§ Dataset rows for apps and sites
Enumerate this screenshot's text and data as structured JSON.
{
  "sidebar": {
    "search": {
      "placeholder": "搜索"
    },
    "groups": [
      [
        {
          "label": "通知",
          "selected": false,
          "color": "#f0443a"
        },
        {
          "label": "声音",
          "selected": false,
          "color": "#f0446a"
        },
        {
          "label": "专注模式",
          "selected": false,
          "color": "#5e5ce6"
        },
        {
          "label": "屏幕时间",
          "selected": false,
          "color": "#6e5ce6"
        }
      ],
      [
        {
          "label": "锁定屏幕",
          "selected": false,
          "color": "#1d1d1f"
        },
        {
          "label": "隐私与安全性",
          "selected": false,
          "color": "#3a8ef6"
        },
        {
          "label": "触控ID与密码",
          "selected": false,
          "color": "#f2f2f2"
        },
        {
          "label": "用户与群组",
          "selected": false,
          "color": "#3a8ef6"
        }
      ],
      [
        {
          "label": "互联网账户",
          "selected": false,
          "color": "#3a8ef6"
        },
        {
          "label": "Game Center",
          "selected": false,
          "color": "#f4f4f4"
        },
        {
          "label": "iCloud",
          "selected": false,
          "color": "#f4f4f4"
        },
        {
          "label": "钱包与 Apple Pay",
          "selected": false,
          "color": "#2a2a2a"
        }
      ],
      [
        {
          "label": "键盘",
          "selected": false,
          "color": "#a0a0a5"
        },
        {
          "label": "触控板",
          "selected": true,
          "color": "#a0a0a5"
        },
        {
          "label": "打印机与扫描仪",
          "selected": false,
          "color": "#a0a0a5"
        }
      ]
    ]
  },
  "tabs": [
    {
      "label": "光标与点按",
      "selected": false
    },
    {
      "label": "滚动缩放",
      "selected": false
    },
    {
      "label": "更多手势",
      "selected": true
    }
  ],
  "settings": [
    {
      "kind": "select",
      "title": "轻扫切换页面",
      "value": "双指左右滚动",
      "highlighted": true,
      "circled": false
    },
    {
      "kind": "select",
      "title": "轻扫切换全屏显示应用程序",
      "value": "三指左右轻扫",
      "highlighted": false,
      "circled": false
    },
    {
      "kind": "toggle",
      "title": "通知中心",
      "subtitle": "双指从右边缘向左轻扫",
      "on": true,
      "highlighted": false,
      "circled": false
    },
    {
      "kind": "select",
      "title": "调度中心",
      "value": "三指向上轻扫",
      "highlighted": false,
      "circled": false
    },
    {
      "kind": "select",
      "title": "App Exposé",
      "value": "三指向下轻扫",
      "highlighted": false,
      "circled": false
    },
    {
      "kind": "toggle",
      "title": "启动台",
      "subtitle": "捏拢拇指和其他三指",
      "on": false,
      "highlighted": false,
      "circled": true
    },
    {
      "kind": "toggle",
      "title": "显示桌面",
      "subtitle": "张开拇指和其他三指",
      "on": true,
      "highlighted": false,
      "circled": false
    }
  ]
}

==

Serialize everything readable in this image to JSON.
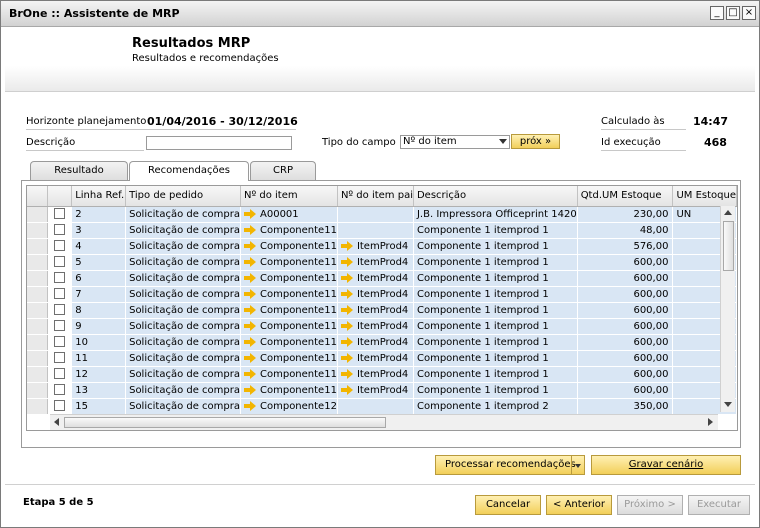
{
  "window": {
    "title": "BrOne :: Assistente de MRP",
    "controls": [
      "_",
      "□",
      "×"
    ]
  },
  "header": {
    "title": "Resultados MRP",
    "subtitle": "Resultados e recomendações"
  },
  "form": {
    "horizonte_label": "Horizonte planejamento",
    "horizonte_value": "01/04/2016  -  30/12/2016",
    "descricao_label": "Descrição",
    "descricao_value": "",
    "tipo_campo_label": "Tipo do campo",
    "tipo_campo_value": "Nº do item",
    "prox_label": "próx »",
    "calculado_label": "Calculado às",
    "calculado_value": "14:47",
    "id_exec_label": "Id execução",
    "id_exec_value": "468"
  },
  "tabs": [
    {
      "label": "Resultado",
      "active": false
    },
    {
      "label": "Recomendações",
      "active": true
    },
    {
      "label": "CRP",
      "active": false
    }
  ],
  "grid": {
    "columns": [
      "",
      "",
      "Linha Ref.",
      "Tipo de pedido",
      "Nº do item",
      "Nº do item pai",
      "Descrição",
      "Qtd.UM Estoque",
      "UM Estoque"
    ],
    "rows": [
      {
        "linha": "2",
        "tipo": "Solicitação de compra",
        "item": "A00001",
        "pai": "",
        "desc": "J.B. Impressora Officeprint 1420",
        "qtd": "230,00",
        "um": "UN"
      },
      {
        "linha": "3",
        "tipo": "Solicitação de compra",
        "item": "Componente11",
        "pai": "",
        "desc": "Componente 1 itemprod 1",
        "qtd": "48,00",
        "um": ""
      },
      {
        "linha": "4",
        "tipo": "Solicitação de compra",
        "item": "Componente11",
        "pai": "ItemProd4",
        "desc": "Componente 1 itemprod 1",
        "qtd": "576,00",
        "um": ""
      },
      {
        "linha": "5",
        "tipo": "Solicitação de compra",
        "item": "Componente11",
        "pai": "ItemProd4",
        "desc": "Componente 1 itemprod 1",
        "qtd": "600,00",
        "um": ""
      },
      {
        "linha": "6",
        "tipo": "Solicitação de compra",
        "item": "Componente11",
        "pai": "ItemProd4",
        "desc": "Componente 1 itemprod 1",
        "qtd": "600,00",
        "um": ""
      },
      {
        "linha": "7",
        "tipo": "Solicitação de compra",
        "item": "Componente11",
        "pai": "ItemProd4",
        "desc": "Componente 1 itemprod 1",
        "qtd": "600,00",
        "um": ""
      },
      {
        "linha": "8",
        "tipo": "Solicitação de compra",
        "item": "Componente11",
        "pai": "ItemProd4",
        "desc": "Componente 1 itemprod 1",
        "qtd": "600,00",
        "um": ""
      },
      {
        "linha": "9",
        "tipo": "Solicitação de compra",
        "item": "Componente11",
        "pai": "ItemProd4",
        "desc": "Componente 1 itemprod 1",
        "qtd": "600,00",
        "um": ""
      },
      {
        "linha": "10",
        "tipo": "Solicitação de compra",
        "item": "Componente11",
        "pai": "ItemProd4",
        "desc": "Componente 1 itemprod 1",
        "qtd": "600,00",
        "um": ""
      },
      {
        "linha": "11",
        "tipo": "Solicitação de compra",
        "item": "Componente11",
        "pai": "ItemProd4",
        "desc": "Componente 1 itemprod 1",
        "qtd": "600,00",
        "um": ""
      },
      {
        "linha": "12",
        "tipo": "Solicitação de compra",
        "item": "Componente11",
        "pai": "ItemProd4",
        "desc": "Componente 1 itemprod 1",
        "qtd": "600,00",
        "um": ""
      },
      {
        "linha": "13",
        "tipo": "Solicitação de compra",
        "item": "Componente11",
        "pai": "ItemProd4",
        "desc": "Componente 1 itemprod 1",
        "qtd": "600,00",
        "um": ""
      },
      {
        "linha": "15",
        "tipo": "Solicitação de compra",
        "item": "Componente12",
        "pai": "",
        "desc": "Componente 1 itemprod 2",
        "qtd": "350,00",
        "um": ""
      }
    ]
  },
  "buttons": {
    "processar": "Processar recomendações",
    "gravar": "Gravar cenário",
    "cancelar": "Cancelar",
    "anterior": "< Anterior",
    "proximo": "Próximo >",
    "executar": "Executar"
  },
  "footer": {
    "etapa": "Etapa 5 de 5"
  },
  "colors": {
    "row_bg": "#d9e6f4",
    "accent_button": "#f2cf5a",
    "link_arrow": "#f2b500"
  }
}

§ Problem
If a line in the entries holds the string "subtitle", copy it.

§ Finished task
      "subtitle": "双指从右边缘向左轻扫",
      "subtitle": "捏拢拇指和其他三指",
      "subtitle": "张开拇指和其他三指",
    "subtitle": "Resultados e recomendações"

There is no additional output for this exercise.